Smartphones

goog3

Smart watches, TVs and cars featured prominently on Wednesday as Google laid out its plans for pushing its Android smartphone software into new fields. At its annual I/O developer event in San Francisco, “wearables” had pride of place, with news that the first smartwatches based on Android Wear are now on sale – before Apple unveils its much-anticipated iWatch. With Android TV and Android Auto, on the other hand, Google was playing catch up with Apple. The event pointed to how the battle for the next big tech markets beyond the smartphone will be fought. Richard Waters and Tim Bradshaw were at the Moscone Center for this round. 

Sarah Mishkin

What can a company that proposes using drones to deliver goods instantaneously do to impress?

Amazon tried hard with its Fire phone, the first smartphone ever from the e-commerce giant. It sort of succeeds, but the best thing about the phone is the vision of what it could become after a few rounds of refinements and tweaks. Read more

Samsung Galaxy S5 (Getty)

South Koreans consumers will be able to jump the global queue for Samsung Electronics’ new flagship smartphone, after mobile operators put it on sale two weeks ahead of the official launch date. Read more

Are phablets more phabtastic now that Apple appears to be showing an interest?

The signs are that a product of unwieldy phone size and ugly monicker is winning at least some admirers. Read more

It’s Tablet Tuesday, with Nokia announcing its entry into the market this morning, Microsoft releasing the Surface 2 and Apple expected to introduce new iPads at an event in San Francisco. Read more

Sarah Mishkin

Environmentally conscious or just clumsy people buying a smartphone are better off with a new Samsung or Motorola than with one of the new iPhones.

A new ranking from iFixit, a group that specialises in tearing apart phones to figure out to repair them, looks how easy it is to fix the top smartphones on the market. Read more

Sarah Mishkin

Trendy China tech group Xiaomi is branching out from smartphones into China’s increasingly competitive market for smart TVs.

The private company, which said its latest round of fundraising valued it at $10bn, launched the $489 TV at a jam-packed and much-hyped launch event in Beijing Thursday afternoon. Read more

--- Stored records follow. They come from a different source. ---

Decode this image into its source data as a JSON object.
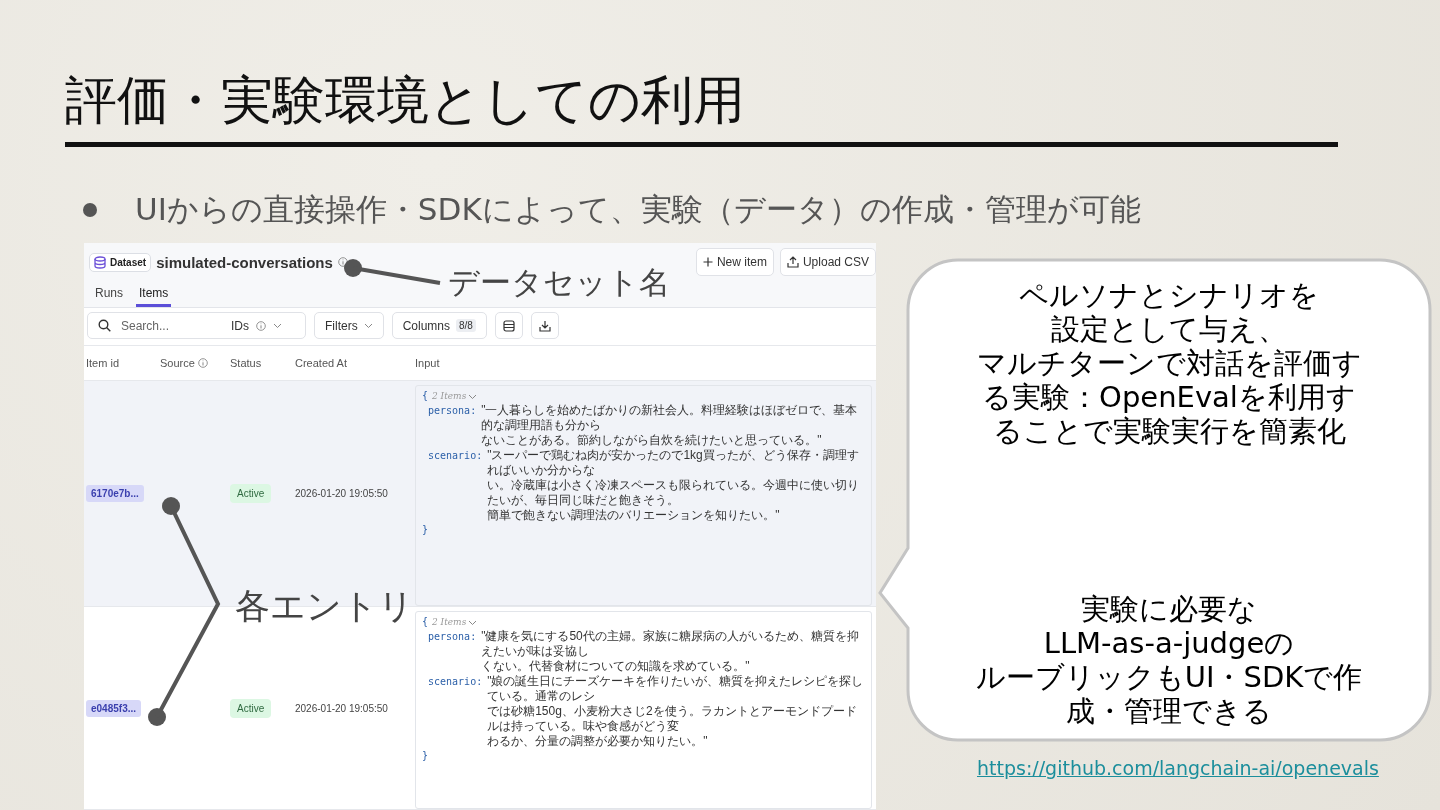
{
  "slide": {
    "title": "評価・実験環境としての利用",
    "bullet": "UIからの直接操作・SDKによって、実験（データ）の作成・管理が可能"
  },
  "dataset": {
    "badge": "Dataset",
    "name": "simulated-conversations",
    "buttons": [
      {
        "kind": "new",
        "label": "New item"
      },
      {
        "kind": "upload",
        "label": "Upload CSV"
      }
    ],
    "tabs": [
      {
        "label": "Runs",
        "selected": false
      },
      {
        "label": "Items",
        "selected": true
      }
    ],
    "toolbar": {
      "search_placeholder": "Search...",
      "ids": "IDs",
      "filters": "Filters",
      "columns": "Columns",
      "columns_count": "8/8"
    },
    "columns": [
      {
        "label": "Item id",
        "info": false
      },
      {
        "label": "Source",
        "info": true
      },
      {
        "label": "Status",
        "info": false
      },
      {
        "label": "Created At",
        "info": false
      },
      {
        "label": "Input",
        "info": false
      }
    ],
    "rows": [
      {
        "item_id": "6170e7b...",
        "status": "Active",
        "created_at": "2026-01-20 19:05:50",
        "selected": true,
        "open": "{",
        "summary": "2 Items",
        "close": "}",
        "fields": [
          {
            "key": "persona:",
            "lines": [
              "\"一人暮らしを始めたばかりの新社会人。料理経験はほぼゼロで、基本的な調理用語も分から",
              "ないことがある。節約しながら自炊を続けたいと思っている。\""
            ]
          },
          {
            "key": "scenario:",
            "lines": [
              "\"スーパーで鶏むね肉が安かったので1kg買ったが、どう保存・調理すればいいか分からな",
              "い。冷蔵庫は小さく冷凍スペースも限られている。今週中に使い切りたいが、毎日同じ味だと飽きそう。",
              "簡単で飽きない調理法のバリエーションを知りたい。\""
            ]
          }
        ]
      },
      {
        "item_id": "e0485f3...",
        "status": "Active",
        "created_at": "2026-01-20 19:05:50",
        "selected": false,
        "open": "{",
        "summary": "2 Items",
        "close": "}",
        "fields": [
          {
            "key": "persona:",
            "lines": [
              "\"健康を気にする50代の主婦。家族に糖尿病の人がいるため、糖質を抑えたいが味は妥協し",
              "くない。代替食材についての知識を求めている。\""
            ]
          },
          {
            "key": "scenario:",
            "lines": [
              "\"娘の誕生日にチーズケーキを作りたいが、糖質を抑えたレシピを探している。通常のレシ",
              "では砂糖150g、小麦粉大さじ2を使う。ラカントとアーモンドプードルは持っている。味や食感がどう変",
              "わるか、分量の調整が必要か知りたい。\""
            ]
          }
        ]
      }
    ]
  },
  "annotations": [
    {
      "kind": "name",
      "text": "データセット名"
    },
    {
      "kind": "entries",
      "text": "各エントリ"
    }
  ],
  "callout": {
    "paragraphs": [
      {
        "lines": [
          "ペルソナとシナリオを",
          "設定として与え、",
          "マルチターンで対話を評価す",
          "る実験：OpenEvalを利用す",
          "ることで実験実行を簡素化"
        ]
      },
      {
        "lines": [
          "実験に必要な",
          "LLM-as-a-judgeの",
          "ルーブリックもUI・SDKで作",
          "成・管理できる"
        ]
      }
    ]
  },
  "link": "https://github.com/langchain-ai/openevals"
}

In the mid-1990s, Nokia was well on its way to becoming the world’s leader in the adolescent mobile phone business, a dazzling rise that would see it peak with a 40 per cent global market share.

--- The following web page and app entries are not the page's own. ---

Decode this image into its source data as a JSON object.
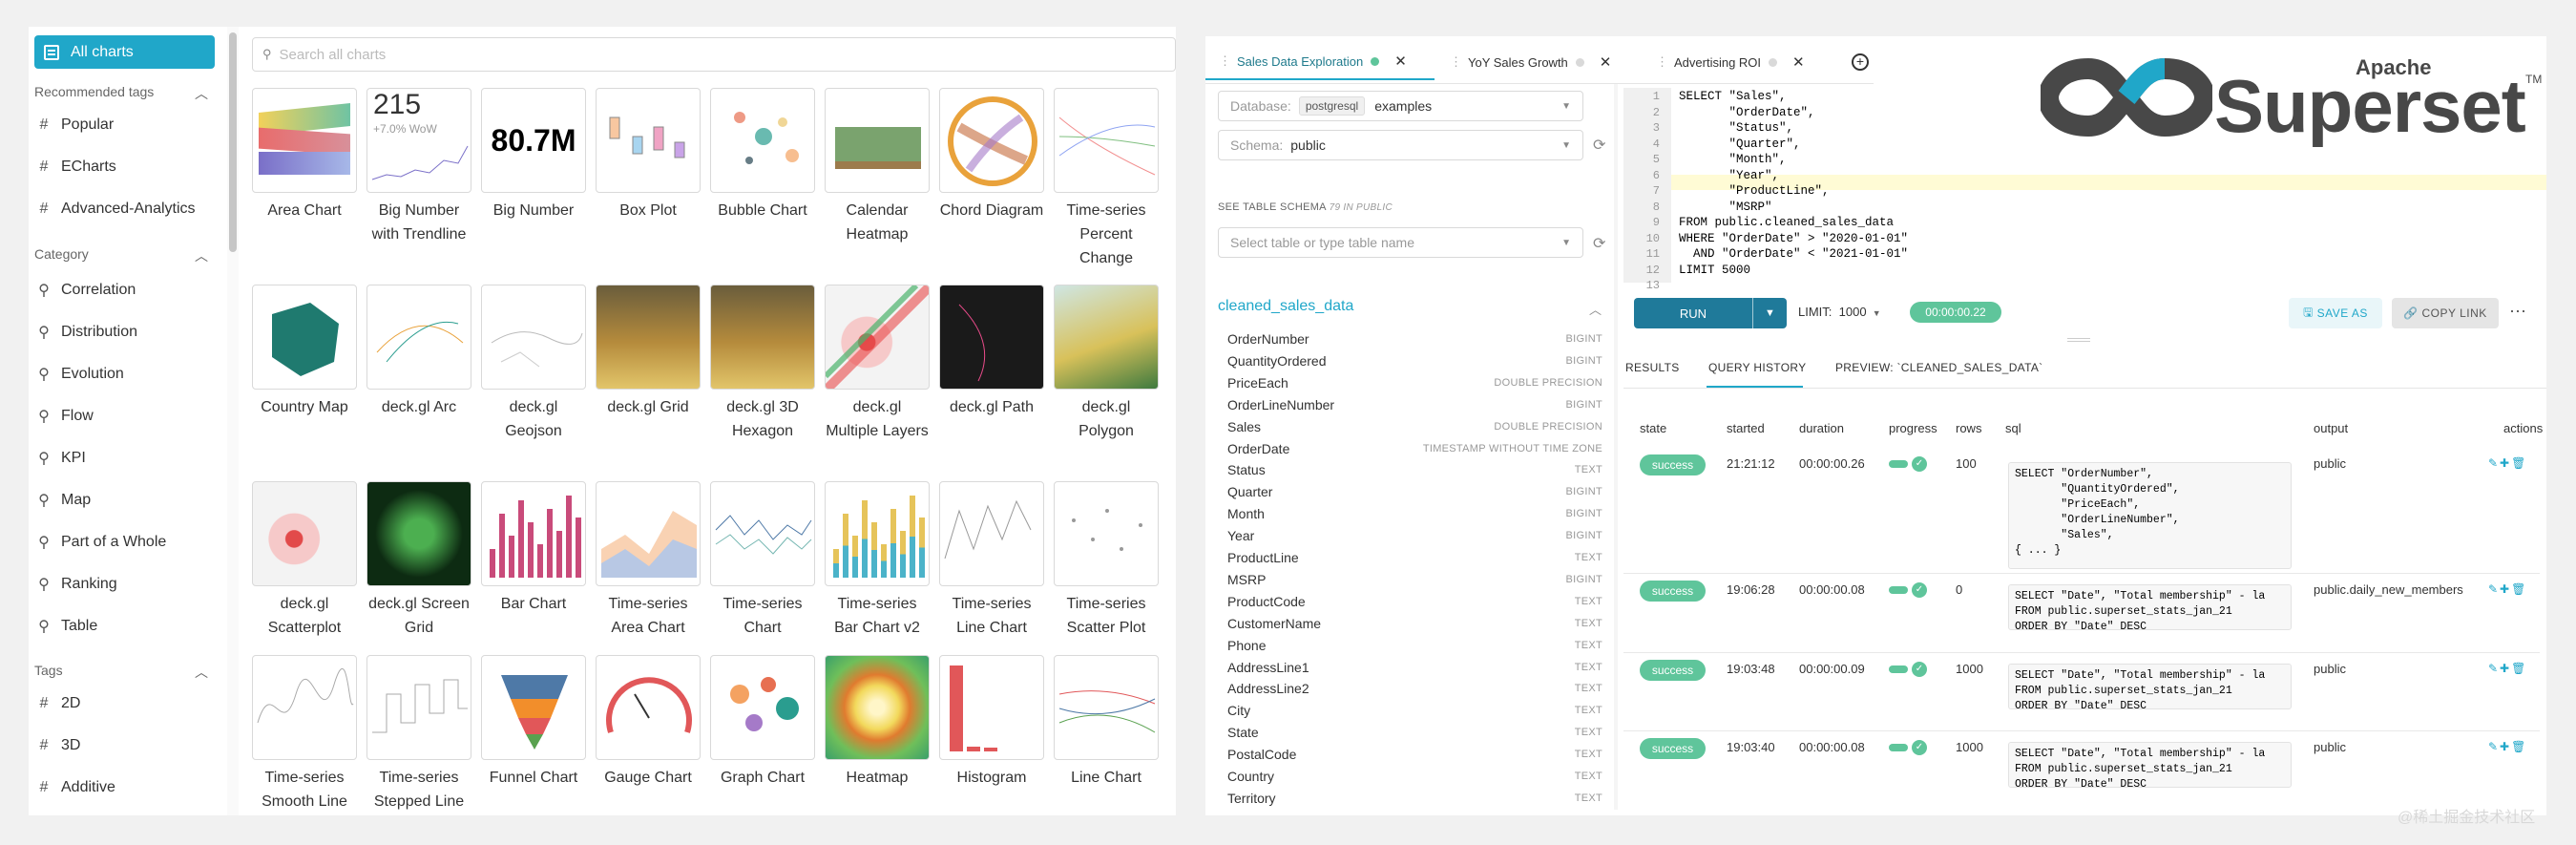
{
  "gallery": {
    "all_charts": "All charts",
    "search_placeholder": "Search all charts",
    "recommended_tags_title": "Recommended tags",
    "recommended_tags": [
      "Popular",
      "ECharts",
      "Advanced-Analytics"
    ],
    "category_title": "Category",
    "categories": [
      "Correlation",
      "Distribution",
      "Evolution",
      "Flow",
      "KPI",
      "Map",
      "Part of a Whole",
      "Ranking",
      "Table"
    ],
    "tags_title": "Tags",
    "tags": [
      "2D",
      "3D",
      "Additive"
    ],
    "tiles": [
      {
        "label": "Area Chart"
      },
      {
        "label": "Big Number with Trendline"
      },
      {
        "label": "Big Number"
      },
      {
        "label": "Box Plot"
      },
      {
        "label": "Bubble Chart"
      },
      {
        "label": "Calendar Heatmap"
      },
      {
        "label": "Chord Diagram"
      },
      {
        "label": "Time-series Percent Change"
      },
      {
        "label": "Country Map"
      },
      {
        "label": "deck.gl Arc"
      },
      {
        "label": "deck.gl Geojson"
      },
      {
        "label": "deck.gl Grid"
      },
      {
        "label": "deck.gl 3D Hexagon"
      },
      {
        "label": "deck.gl Multiple Layers"
      },
      {
        "label": "deck.gl Path"
      },
      {
        "label": "deck.gl Polygon"
      },
      {
        "label": "deck.gl Scatterplot"
      },
      {
        "label": "deck.gl Screen Grid"
      },
      {
        "label": "Bar Chart"
      },
      {
        "label": "Time-series Area Chart"
      },
      {
        "label": "Time-series Chart"
      },
      {
        "label": "Time-series Bar Chart v2"
      },
      {
        "label": "Time-series Line Chart"
      },
      {
        "label": "Time-series Scatter Plot"
      },
      {
        "label": "Time-series Smooth Line"
      },
      {
        "label": "Time-series Stepped Line"
      },
      {
        "label": "Funnel Chart"
      },
      {
        "label": "Gauge Chart"
      },
      {
        "label": "Graph Chart"
      },
      {
        "label": "Heatmap"
      },
      {
        "label": "Histogram"
      },
      {
        "label": "Line Chart"
      }
    ],
    "thumb_big_number_value": "215",
    "thumb_big_number_sub": "+7.0% WoW",
    "thumb_big_number_value2": "80.7M"
  },
  "sqllab": {
    "tabs": [
      {
        "label": "Sales Data Exploration",
        "status_color": "#5fc59b"
      },
      {
        "label": "YoY Sales Growth",
        "status_color": "#d9d9d9"
      },
      {
        "label": "Advertising ROI",
        "status_color": "#d9d9d9"
      }
    ],
    "database_label": "Database:",
    "database_engine": "postgresql",
    "database_value": "examples",
    "schema_label": "Schema:",
    "schema_value": "public",
    "see_schema_label": "SEE TABLE SCHEMA",
    "schema_count": "79 IN PUBLIC",
    "table_placeholder": "Select table or type table name",
    "table_name": "cleaned_sales_data",
    "columns": [
      {
        "name": "OrderNumber",
        "type": "BIGINT"
      },
      {
        "name": "QuantityOrdered",
        "type": "BIGINT"
      },
      {
        "name": "PriceEach",
        "type": "DOUBLE PRECISION"
      },
      {
        "name": "OrderLineNumber",
        "type": "BIGINT"
      },
      {
        "name": "Sales",
        "type": "DOUBLE PRECISION"
      },
      {
        "name": "OrderDate",
        "type": "TIMESTAMP WITHOUT TIME ZONE"
      },
      {
        "name": "Status",
        "type": "TEXT"
      },
      {
        "name": "Quarter",
        "type": "BIGINT"
      },
      {
        "name": "Month",
        "type": "BIGINT"
      },
      {
        "name": "Year",
        "type": "BIGINT"
      },
      {
        "name": "ProductLine",
        "type": "TEXT"
      },
      {
        "name": "MSRP",
        "type": "BIGINT"
      },
      {
        "name": "ProductCode",
        "type": "TEXT"
      },
      {
        "name": "CustomerName",
        "type": "TEXT"
      },
      {
        "name": "Phone",
        "type": "TEXT"
      },
      {
        "name": "AddressLine1",
        "type": "TEXT"
      },
      {
        "name": "AddressLine2",
        "type": "TEXT"
      },
      {
        "name": "City",
        "type": "TEXT"
      },
      {
        "name": "State",
        "type": "TEXT"
      },
      {
        "name": "PostalCode",
        "type": "TEXT"
      },
      {
        "name": "Country",
        "type": "TEXT"
      },
      {
        "name": "Territory",
        "type": "TEXT"
      }
    ],
    "editor_lines": [
      "SELECT \"Sales\",",
      "       \"OrderDate\",",
      "       \"Status\",",
      "       \"Quarter\",",
      "       \"Month\",",
      "       \"Year\",",
      "       \"ProductLine\",",
      "       \"MSRP\"",
      "FROM public.cleaned_sales_data",
      "WHERE \"OrderDate\" > \"2020-01-01\"",
      "  AND \"OrderDate\" < \"2021-01-01\"",
      "LIMIT 5000"
    ],
    "run_label": "RUN",
    "limit_label": "LIMIT:",
    "limit_value": "1000",
    "timer": "00:00:00.22",
    "save_as": "SAVE AS",
    "copy_link": "COPY LINK",
    "result_tabs": [
      "RESULTS",
      "QUERY HISTORY",
      "PREVIEW: `CLEANED_SALES_DATA`"
    ],
    "history_headers": [
      "state",
      "started",
      "duration",
      "progress",
      "rows",
      "sql",
      "output",
      "actions"
    ],
    "history": [
      {
        "state": "success",
        "started": "21:21:12",
        "duration": "00:00:00.26",
        "rows": "100",
        "sql": "SELECT \"OrderNumber\",\n       \"QuantityOrdered\",\n       \"PriceEach\",\n       \"OrderLineNumber\",\n       \"Sales\",\n{ ... }",
        "output": "public"
      },
      {
        "state": "success",
        "started": "19:06:28",
        "duration": "00:00:00.08",
        "rows": "0",
        "sql": "SELECT \"Date\", \"Total membership\" - la\nFROM public.superset_stats_jan_21\nORDER BY \"Date\" DESC",
        "output": "public.daily_new_members"
      },
      {
        "state": "success",
        "started": "19:03:48",
        "duration": "00:00:00.09",
        "rows": "1000",
        "sql": "SELECT \"Date\", \"Total membership\" - la\nFROM public.superset_stats_jan_21\nORDER BY \"Date\" DESC",
        "output": "public"
      },
      {
        "state": "success",
        "started": "19:03:40",
        "duration": "00:00:00.08",
        "rows": "1000",
        "sql": "SELECT \"Date\", \"Total membership\" - la\nFROM public.superset_stats_jan_21\nORDER BY \"Date\" DESC",
        "output": "public"
      }
    ]
  },
  "logo": {
    "apache": "Apache",
    "word": "Superset",
    "tm": "TM"
  },
  "watermark": "@稀土掘金技术社区",
  "colors": {
    "accent": "#20a7c9",
    "success": "#5fc59b",
    "run_button": "#1f7a9a"
  }
}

The reborn Finnish upstart, casting aside its heritage in pulp and paper, was brimming with confidence based on its market-leading technology, neat handset designs and a vision of the future that at times seemed to stretch credulity. Read more

Robert Cookson

As apps go, Ant Smasher sounds simple enough. The free game, which has been downloaded more than 50m times from the Google Play app store, allows mobile phone users to entertain themselves by squishing digital ants as they scurry down the screen. Splat, splat, splat.

But Ant Smasher has a dark side. It is one of a growing wave of apps that contains “adware” – aggressive advertising technology that displays ads in a phone’s notification bar and other places outside of the app itself, without consent. Read more

Paul Taylor

A new mobile service operator called ItsOn aims to shake up the US smartphone business by offering users the ability to tailor their voice, text and data plans precisely, and – perhaps most interestingly – buy data by the app.

The company’s Zact service – a play on the word ‘exact’ – operates as a cloud-based mobile virtual network operator, buying capacity on Sprint Nextel’s 4G/LTE network and reselling it to its own customers via a smartphone app or web page.

 Read more